A finer of way of comparing xGA to save totals than simply eyeballing the above graph is to look at how many goals a keeper has allowed above or below what the model says a league average keeper would have allowed. This can be done by simply subtracting a keeper's goals allowed per 90 rate from his xGA per 90 rate. Here is how Dan Kennedy stacks up.


2011

2012

2013

2014

Kennedy

-0.20115

0.081791339

0.144702

0.327169

Rimando

0.077077

-0.1322548

-0.23917

0.294389

Busch

-0.16543

0.01990756

-0.02266

-0.19066

Hamid

-0.12896

-0.18531712

-0.0938

-0.29253

Ricketts

-0.30508

0.108069722

-0.18432

-0.10866

Unlike the other charts, this is one where trending up is a bad thing since anything above 0 is goals allowed per 90 over what is expected. Once again, we see that Dan Kennedy is the only keeper of the group whose numbers get progressively worse each year. While the hand injury might account for 2014, his numbers in 2012 and 2013 aren't that great compared to the quality of shots he was facing. This suggests that the slip in his numbers has more to do with him than it does to do with the defenses in front of him.

Conclusions:

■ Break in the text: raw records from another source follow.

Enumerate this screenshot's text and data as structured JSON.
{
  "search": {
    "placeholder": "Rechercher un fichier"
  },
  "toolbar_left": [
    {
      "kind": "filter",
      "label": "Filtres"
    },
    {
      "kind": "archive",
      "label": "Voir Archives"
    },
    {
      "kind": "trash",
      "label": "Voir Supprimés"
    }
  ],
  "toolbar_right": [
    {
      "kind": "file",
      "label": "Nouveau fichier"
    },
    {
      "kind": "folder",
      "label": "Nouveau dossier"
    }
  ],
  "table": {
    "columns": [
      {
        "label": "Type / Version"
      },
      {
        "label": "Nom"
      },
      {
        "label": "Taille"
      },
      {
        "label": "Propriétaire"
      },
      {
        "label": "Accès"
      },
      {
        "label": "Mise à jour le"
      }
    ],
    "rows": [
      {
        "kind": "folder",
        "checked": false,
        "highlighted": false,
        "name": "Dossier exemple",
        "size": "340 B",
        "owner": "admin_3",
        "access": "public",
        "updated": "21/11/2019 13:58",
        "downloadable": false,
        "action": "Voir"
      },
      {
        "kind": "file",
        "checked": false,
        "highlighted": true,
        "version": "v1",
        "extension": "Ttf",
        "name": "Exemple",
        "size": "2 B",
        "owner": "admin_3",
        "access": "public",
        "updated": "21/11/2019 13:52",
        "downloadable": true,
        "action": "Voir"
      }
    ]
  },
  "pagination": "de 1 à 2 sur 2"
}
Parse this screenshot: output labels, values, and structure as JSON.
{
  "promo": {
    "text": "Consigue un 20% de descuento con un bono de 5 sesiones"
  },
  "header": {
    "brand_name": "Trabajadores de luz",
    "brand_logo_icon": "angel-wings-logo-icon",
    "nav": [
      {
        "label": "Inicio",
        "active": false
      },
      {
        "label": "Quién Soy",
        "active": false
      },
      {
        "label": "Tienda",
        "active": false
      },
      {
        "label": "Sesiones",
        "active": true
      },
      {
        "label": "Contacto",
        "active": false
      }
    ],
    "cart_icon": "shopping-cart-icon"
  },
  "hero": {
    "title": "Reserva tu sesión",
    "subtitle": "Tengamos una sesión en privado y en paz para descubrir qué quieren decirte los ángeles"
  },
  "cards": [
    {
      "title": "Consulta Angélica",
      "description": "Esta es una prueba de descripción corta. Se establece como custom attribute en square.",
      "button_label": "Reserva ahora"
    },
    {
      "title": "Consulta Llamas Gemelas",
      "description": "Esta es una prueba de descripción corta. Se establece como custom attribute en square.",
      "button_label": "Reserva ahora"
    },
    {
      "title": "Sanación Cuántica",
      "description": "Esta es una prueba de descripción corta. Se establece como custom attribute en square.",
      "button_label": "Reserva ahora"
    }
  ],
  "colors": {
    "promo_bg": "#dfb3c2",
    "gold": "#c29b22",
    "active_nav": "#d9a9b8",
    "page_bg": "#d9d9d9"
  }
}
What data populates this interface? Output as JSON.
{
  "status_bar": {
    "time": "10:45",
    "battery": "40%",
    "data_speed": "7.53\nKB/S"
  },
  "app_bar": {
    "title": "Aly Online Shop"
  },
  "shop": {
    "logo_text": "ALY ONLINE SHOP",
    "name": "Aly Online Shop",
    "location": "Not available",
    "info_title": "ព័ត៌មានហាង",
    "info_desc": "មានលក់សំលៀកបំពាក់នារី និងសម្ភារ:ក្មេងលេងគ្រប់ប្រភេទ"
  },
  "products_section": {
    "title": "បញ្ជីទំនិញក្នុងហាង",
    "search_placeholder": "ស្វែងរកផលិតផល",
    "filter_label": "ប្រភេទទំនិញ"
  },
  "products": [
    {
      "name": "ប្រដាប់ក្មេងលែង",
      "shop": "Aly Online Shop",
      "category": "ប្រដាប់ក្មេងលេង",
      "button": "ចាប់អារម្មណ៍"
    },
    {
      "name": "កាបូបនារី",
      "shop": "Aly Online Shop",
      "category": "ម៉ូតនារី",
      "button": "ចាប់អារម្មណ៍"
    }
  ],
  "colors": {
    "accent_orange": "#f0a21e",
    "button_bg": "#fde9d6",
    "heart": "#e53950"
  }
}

At one point in time, Dan Kennedy was certainly an underrated keeper. Since 2012, however, I'd argue quite the opposite. It seems that in our haste to excuse Kennedy for the sins of the defenses in front of him, we've failed to notice that Dan Kennedy hasn't been truly elite since 2011. Considering his salary cost and injury struggles throughout 2014 and 2015, this once again feels like the Galaxy front office has overpaid for a player on the decline.